How much is a dog biscuit worth? A lot, if you believe the contents of documents sent to shareholders in Metro Bank ahead of its listing on the London Stock Exchange in March.
Since its launch six years ago, the first new lender to hit UK high streets in more than a century has done a tremendous job – in public relations terms, if not yet in profitability – of punching well above its weight.
Metro Bank has already lined up £500m-worth of demand for its stock, which it will raise in a private placement ahead of the flotation. Such is the zeal with which its largely US-based investors follow Vernon Hill, the chairman, a top-up offering to secure an additional £100m is also likely to be utilised. That will take the total raised since launch to £1.2bn, despite the fact that the height of its short-term financial ambition remains to stem the flow of quarterly losses.
There’s valid reason for investors to be believers: Hill made many of them a lot of money by building Commerce Bank in the US using a similar strategy.

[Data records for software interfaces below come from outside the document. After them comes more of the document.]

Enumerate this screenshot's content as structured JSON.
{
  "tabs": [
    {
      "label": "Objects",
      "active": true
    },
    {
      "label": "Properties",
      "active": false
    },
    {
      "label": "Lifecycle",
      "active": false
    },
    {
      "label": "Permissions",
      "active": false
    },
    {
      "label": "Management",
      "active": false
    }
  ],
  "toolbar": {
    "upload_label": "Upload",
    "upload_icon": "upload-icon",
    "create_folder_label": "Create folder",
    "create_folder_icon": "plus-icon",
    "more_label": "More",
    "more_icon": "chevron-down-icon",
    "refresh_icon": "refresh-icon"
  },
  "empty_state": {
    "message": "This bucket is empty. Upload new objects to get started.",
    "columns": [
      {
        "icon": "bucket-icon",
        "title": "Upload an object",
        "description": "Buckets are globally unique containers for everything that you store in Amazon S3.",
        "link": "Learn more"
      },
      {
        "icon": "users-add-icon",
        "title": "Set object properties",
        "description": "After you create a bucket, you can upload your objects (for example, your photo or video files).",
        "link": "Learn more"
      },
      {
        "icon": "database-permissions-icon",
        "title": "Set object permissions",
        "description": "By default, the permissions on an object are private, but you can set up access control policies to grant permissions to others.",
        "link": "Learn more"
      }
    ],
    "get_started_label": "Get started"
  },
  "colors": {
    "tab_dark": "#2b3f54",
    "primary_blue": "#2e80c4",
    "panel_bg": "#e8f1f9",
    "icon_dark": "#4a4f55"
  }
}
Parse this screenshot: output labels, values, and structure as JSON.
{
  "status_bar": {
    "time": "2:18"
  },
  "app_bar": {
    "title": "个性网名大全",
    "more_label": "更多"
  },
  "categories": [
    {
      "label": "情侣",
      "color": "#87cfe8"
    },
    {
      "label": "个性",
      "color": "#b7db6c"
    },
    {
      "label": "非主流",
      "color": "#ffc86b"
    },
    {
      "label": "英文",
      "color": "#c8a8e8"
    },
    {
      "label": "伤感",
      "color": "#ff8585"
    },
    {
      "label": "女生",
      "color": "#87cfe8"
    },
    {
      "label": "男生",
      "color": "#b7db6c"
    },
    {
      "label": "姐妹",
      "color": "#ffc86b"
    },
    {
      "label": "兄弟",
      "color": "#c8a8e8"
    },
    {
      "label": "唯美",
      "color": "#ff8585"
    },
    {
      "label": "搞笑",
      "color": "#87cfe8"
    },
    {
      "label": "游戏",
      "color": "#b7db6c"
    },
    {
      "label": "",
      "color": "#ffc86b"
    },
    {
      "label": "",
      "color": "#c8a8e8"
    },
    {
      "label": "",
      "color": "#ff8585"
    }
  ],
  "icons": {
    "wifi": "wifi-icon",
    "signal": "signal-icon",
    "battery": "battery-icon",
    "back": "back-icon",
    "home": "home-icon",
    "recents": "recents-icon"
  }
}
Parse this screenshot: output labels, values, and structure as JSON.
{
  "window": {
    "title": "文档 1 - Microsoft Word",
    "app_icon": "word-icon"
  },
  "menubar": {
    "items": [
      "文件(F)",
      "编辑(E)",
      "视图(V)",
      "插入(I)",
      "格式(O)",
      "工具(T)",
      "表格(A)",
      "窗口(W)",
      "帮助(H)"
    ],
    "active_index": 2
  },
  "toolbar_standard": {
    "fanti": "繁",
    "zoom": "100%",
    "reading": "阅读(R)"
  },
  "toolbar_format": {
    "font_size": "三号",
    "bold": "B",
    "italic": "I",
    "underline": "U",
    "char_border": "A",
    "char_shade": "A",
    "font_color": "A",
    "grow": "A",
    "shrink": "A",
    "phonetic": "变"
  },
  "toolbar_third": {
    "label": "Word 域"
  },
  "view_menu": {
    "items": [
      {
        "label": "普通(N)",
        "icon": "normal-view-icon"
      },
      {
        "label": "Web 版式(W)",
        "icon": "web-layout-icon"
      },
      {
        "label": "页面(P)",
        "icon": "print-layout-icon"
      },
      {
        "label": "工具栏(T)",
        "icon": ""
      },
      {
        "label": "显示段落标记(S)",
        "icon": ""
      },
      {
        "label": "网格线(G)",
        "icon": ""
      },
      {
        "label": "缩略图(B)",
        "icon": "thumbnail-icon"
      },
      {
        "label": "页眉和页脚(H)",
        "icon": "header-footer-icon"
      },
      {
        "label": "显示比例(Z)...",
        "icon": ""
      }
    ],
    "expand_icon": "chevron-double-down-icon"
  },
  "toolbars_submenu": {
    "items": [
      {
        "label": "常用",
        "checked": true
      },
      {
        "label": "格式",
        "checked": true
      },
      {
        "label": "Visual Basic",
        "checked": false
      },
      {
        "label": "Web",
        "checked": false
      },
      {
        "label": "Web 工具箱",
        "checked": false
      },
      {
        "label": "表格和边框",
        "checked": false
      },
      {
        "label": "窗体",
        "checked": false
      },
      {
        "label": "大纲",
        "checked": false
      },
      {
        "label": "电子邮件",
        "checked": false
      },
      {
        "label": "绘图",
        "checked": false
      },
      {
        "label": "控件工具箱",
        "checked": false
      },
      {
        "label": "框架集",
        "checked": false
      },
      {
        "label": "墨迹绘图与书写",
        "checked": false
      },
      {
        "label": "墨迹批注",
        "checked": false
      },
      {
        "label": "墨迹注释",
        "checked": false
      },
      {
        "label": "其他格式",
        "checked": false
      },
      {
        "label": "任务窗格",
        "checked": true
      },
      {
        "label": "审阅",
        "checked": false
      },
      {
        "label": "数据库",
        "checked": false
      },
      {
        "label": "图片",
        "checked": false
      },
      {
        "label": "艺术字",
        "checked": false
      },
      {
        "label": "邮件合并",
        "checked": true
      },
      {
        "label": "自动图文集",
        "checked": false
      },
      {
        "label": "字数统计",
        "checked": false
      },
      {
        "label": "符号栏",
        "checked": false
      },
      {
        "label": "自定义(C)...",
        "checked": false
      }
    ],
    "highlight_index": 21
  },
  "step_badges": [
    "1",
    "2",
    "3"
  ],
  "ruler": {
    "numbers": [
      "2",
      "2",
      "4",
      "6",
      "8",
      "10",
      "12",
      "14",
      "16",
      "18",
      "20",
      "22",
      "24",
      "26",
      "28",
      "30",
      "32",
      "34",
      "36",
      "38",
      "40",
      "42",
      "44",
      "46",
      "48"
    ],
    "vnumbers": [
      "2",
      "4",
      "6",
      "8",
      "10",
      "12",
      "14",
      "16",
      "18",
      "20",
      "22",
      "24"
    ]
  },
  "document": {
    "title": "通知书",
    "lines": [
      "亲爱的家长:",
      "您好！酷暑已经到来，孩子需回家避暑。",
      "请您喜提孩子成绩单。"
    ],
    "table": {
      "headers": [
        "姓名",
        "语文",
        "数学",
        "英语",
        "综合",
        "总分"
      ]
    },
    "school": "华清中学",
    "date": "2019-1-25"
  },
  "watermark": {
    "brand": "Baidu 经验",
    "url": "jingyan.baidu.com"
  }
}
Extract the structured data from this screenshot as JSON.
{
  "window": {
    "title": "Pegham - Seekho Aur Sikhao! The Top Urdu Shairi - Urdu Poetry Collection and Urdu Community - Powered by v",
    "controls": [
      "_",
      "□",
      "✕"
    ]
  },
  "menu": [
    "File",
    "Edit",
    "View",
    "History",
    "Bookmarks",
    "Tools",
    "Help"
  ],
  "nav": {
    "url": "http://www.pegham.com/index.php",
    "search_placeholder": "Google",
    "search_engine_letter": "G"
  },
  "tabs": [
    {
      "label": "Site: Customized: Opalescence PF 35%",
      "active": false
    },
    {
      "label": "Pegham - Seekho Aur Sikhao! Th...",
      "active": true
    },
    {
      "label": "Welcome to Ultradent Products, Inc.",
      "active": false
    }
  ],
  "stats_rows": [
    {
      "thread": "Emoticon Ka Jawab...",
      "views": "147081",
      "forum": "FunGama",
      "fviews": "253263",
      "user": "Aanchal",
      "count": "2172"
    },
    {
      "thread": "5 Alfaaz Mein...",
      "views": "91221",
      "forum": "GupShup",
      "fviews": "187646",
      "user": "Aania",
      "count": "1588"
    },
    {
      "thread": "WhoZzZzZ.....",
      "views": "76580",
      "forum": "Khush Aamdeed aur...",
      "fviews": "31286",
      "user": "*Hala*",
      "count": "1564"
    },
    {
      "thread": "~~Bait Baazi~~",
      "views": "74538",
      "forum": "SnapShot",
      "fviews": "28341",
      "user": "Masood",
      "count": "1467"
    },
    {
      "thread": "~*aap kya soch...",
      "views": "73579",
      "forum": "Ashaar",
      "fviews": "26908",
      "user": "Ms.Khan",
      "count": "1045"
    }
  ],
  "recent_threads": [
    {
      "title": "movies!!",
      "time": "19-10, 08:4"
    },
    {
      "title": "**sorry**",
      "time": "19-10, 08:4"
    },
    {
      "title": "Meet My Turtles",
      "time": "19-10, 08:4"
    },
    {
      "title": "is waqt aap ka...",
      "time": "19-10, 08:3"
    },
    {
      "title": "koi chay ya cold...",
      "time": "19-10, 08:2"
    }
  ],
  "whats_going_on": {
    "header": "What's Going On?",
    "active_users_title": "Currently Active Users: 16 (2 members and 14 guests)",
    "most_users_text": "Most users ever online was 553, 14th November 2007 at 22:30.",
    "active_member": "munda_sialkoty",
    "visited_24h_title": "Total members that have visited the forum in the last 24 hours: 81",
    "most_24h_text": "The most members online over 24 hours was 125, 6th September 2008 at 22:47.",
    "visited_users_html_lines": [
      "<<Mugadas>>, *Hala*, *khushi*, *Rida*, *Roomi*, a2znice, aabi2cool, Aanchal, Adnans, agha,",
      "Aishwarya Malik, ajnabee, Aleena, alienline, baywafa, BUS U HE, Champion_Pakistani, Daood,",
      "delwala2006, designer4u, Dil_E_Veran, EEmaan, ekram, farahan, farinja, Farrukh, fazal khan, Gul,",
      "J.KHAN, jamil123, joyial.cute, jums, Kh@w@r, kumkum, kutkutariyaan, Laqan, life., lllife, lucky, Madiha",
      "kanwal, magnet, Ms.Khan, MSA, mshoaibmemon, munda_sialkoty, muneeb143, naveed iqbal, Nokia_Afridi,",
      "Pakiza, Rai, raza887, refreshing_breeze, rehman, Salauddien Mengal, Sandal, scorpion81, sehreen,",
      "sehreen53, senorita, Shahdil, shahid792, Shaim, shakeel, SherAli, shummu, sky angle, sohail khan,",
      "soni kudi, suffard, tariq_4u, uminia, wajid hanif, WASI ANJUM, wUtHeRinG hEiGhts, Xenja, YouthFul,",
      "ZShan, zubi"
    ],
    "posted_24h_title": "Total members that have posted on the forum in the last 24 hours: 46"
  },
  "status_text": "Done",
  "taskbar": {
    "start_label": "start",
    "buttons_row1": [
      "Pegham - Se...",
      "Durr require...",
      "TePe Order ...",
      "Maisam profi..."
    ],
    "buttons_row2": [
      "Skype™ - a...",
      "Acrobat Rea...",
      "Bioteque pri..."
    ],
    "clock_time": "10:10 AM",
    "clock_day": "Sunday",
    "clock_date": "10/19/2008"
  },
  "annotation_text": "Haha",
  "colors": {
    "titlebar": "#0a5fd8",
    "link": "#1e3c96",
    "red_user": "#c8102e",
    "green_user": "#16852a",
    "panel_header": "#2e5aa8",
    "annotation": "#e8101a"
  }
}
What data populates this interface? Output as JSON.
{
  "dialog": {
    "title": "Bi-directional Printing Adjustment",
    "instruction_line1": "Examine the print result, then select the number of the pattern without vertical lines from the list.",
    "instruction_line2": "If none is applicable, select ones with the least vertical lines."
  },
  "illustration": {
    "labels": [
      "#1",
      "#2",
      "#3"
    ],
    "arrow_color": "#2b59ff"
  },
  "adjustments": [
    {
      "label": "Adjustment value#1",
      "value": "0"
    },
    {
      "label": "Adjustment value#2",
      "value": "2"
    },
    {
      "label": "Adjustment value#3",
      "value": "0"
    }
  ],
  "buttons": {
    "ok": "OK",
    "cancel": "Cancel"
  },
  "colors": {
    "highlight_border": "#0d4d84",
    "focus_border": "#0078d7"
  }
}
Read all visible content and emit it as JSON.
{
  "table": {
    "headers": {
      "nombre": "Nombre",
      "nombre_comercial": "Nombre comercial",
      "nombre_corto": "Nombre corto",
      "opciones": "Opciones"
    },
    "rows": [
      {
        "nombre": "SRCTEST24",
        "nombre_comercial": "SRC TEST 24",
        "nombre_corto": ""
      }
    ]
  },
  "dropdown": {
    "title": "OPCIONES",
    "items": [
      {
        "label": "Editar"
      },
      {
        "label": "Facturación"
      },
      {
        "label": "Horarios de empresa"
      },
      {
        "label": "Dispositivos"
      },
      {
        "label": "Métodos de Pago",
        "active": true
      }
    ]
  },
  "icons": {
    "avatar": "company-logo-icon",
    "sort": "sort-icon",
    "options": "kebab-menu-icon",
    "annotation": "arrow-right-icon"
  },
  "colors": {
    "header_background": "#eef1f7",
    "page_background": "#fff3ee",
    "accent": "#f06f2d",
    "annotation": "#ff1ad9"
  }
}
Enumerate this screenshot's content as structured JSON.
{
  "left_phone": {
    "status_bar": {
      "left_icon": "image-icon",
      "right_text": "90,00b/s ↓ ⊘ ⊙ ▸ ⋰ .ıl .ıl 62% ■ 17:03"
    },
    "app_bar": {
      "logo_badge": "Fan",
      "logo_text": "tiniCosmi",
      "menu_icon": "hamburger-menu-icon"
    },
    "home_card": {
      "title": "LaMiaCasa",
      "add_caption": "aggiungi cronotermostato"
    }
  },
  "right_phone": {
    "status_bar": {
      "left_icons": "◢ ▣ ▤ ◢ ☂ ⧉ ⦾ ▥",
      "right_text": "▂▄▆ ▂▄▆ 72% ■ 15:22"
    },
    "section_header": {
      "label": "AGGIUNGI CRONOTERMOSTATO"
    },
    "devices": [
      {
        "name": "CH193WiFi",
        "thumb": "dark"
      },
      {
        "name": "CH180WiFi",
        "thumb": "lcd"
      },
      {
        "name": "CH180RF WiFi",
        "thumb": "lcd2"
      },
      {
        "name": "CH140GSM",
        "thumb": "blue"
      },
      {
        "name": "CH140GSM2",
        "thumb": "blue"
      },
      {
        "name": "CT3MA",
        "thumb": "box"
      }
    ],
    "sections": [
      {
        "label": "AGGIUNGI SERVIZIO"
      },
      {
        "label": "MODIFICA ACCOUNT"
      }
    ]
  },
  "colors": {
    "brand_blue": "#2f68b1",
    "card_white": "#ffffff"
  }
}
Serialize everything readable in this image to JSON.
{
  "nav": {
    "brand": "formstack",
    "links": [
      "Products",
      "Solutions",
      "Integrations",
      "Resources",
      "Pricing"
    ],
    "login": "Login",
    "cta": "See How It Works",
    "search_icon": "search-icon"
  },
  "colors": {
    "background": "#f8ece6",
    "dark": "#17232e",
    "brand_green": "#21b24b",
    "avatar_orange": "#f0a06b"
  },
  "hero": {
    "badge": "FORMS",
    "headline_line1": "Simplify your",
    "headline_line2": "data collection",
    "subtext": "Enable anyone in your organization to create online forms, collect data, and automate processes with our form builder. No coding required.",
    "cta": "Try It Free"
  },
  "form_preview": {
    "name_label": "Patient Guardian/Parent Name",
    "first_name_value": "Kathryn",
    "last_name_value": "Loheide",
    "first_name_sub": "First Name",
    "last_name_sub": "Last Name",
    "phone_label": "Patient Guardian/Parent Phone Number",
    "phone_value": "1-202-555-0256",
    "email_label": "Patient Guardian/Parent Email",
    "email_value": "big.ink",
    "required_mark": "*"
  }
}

And Metro Bank’s customer service-led offering have won plenty of plaudits. Quarterly losses did shrink in the final quarter of 2015, when it added more than 50,000 customer accounts. It has firm plans to nearly treble the number of ‘stores’ within five years.
Yet a likely valuation on listing of between two and three times Metro Bank's book value still looks too rich.
Hill himself protests that investors who see Metro Bank as “just another bank” miss the point. Not really. You need only skim the pages of risk factors to find his company is subject to the same reputational, regulatory and competitive threats as other banks.
The absence of red ink for legacy misconduct is a distinguishing factor, but it is insufficient reason for such a valuation gulf. Industry data suggests a likely acceleration in the pace of change in customer behaviour; Metro Bank has yet to prove that its digital offering is superior to rivals’.
There will be other growth avenues. If ‘store’ growth stalls, its chairman’s predilections means it probably won’t be long before Metro Bank pops up in your local Pets At Home shop.
HONING IN ON HOHN
It has always paid to listen to Sir Chris Hohn. That view was reinforced when his TCI hedge fund returned a market-beating 14 per cent last year.
So investors will have taken note of his unusually bearish tone on a call several days ago.
No single risk concerns him, but the cocktail of a slowdown in China, the oil price slump and the prospect of further US interest rate rises have prompted TCI to cut its net equities exposure. Brace for the bumpy ride to continue.
OIL MEDIA FIRM’S BUYER GLUT
Who said the heat had evaporated from global energy markets? The frenzy of interest in buying privately held Argus Media, which provides information on the oil industry, suggests otherwise.
The field of bidders – which includes Apax Partners, Charterhouse, Cinven, New Mountain Capital and Silver Lake, to name only a handful – was this week being winnowed to to a more manageable second round.
Central to the auction’s outcome, I hear, may be Larry Neal, former president of Platt’s, the energy news service.
Neal, who in 2015 retired from Platt’s is being courted by several of the private equity bidders, as are some of his ex-colleagues. Let battle commence.